Basics of web design
The basics of web design revolve around a simple fact: each web page is an independent entity that the user can access to acquire specific information. Each web page, therefore, needs to stand on its own both in terms of design and content.
A website is not like a complete book, it is more like a library which a person visits looking for a particular book. As a web designer you first need to design the navigation in a way that lets the user find the page in question quickly and without too much effort. Having done that you need to make the pages attractive for the user to obtain information quickly, concisely and in a pleasant manner.
This is where the importance of GUI (Graphic User Interface) comes in. GUI is what creates the experience for a reader; it uses its own dictionary of buttons, links and messages to interact with the reader in a way no printed page can. A reader clicks, navigates, has pop ups and blurbs to help him assimilate and enjoy the information that he or she has come looking for.
Having said that, the content and structure of the web page is no less important. Every web design must answer the following five questions:
1. What: What is the page about? This is the most important part of web designing because what the page is about forms its title or its bookmark. Think of it as the title of the book on its spine. The reader glances at it and then decides if the book needs to be pulled out.
2. Who: This is the next most important thing to remember. Who is dispensing the information on the page? Is it an individual? Is it an institution? Is it a reliable source? With information overload, a reader often needs to be assured of the authenticity of what is on the page. The only way you can build this trust is by providing accurate and authentic information.
3. When: Today's headline becomes old news tomorrow. Keep this is mind about the information on your web page. Tell the reader about when was the last time the page was updated. This will help the person assess whether the information is current enough to be valid.

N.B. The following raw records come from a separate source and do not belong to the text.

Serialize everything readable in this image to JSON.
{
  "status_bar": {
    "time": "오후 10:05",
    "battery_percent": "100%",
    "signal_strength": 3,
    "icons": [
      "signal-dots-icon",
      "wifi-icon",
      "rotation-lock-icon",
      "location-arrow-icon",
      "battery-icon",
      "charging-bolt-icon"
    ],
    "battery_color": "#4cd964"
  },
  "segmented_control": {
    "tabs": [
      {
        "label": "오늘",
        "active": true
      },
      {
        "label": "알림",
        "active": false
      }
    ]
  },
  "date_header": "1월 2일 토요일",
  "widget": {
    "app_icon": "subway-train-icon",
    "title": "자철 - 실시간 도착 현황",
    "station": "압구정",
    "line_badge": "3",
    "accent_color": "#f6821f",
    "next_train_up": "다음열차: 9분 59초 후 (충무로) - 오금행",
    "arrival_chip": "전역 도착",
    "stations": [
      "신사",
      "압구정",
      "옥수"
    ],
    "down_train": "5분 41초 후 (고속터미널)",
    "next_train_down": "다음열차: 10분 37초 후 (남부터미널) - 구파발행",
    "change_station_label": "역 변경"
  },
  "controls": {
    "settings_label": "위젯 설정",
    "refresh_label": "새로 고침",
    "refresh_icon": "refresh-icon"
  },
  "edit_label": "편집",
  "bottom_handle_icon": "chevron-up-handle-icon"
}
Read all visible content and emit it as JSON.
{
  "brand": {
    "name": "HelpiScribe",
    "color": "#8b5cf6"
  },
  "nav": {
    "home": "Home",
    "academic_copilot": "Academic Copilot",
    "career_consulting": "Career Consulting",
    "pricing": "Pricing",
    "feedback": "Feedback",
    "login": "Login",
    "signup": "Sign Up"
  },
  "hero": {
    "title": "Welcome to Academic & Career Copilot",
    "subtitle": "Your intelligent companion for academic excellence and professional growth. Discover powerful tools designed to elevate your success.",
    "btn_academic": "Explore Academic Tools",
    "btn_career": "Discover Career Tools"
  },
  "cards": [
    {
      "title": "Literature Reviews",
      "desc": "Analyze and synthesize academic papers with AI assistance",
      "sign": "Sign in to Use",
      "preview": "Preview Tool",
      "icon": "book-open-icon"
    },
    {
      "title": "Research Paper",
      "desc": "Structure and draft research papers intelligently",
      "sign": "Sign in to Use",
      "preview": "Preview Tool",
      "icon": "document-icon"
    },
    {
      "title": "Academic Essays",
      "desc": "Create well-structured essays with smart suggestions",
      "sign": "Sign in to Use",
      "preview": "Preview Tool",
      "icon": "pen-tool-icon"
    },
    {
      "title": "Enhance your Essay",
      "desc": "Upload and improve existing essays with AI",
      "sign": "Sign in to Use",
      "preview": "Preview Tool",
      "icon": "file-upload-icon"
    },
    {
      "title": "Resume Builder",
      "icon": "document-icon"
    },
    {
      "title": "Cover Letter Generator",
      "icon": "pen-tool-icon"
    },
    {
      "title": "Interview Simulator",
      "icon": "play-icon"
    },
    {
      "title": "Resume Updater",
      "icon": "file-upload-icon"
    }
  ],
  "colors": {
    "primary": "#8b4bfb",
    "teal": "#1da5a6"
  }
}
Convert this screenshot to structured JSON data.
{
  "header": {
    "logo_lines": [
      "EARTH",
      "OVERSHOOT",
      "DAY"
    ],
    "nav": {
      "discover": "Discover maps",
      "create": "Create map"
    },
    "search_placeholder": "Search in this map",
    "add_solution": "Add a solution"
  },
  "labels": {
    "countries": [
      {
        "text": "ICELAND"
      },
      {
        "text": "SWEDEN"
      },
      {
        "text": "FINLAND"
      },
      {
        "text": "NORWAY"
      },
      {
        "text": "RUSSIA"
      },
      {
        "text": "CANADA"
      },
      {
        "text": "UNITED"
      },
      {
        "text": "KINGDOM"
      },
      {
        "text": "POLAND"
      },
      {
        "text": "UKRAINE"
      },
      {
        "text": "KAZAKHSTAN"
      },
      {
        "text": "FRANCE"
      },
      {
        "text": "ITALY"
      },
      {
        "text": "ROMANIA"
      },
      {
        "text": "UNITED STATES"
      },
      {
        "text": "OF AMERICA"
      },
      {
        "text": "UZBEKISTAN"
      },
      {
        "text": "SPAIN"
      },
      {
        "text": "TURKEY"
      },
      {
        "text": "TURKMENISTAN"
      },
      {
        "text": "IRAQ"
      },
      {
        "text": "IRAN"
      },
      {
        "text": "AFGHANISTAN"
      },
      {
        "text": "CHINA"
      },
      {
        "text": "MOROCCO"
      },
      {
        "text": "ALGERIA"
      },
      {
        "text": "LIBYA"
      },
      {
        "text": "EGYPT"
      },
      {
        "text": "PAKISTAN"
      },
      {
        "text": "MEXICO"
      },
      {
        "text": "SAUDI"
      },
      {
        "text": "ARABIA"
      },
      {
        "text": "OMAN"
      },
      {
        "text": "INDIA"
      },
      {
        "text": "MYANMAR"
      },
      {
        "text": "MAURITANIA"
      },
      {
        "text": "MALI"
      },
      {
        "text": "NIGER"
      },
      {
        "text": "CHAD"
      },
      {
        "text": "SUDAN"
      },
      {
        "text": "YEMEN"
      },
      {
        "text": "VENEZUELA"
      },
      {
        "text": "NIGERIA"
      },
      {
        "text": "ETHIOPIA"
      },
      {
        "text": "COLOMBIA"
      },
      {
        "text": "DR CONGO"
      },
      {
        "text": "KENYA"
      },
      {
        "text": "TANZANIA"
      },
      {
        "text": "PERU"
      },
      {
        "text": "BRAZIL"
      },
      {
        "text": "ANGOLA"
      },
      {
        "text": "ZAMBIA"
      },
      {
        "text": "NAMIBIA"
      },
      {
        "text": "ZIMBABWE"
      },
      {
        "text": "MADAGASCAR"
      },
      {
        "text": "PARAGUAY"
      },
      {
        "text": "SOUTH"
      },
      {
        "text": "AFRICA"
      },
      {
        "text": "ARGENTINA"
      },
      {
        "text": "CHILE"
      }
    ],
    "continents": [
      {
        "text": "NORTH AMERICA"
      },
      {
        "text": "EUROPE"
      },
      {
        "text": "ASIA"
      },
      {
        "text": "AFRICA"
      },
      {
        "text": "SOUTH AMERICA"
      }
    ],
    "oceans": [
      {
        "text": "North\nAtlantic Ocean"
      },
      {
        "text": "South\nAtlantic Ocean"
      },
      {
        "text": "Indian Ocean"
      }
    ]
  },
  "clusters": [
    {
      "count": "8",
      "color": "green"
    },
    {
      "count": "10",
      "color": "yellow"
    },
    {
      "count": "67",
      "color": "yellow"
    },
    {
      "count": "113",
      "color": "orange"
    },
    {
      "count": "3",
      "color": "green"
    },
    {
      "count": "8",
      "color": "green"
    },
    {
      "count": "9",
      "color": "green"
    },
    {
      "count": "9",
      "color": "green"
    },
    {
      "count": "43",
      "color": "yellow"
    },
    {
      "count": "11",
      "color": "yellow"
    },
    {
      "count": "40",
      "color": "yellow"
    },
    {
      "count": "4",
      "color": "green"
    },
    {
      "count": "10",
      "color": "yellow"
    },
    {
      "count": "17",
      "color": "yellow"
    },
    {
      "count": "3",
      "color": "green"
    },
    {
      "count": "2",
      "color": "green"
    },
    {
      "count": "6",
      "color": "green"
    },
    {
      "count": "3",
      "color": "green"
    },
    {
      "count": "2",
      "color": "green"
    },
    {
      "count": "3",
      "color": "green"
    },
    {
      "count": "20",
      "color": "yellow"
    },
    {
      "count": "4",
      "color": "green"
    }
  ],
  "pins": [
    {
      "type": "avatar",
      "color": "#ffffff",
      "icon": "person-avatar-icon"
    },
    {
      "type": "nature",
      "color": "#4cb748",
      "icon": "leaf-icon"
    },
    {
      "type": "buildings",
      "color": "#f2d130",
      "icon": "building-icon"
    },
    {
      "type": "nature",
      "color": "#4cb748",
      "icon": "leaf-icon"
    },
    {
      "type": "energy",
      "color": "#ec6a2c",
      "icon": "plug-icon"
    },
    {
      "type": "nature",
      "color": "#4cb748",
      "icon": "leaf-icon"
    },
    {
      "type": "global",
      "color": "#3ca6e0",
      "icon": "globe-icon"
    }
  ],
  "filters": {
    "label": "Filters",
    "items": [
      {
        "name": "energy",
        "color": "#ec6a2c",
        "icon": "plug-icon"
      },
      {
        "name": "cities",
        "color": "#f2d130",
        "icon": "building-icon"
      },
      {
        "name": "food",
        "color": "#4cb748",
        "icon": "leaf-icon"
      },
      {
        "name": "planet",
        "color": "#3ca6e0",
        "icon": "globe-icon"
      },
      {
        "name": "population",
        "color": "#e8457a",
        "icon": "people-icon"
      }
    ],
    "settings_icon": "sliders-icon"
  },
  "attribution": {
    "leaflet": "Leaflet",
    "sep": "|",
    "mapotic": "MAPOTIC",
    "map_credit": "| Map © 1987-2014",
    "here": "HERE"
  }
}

4. Where: While the web has no geography it is important to remember that both the geographical as well as the navigational origin of the document is of interest to the reader. As for URL origins (web address), incorporating the home URL on the main pages of your site will improve the chances of the reader remembering where the page originated.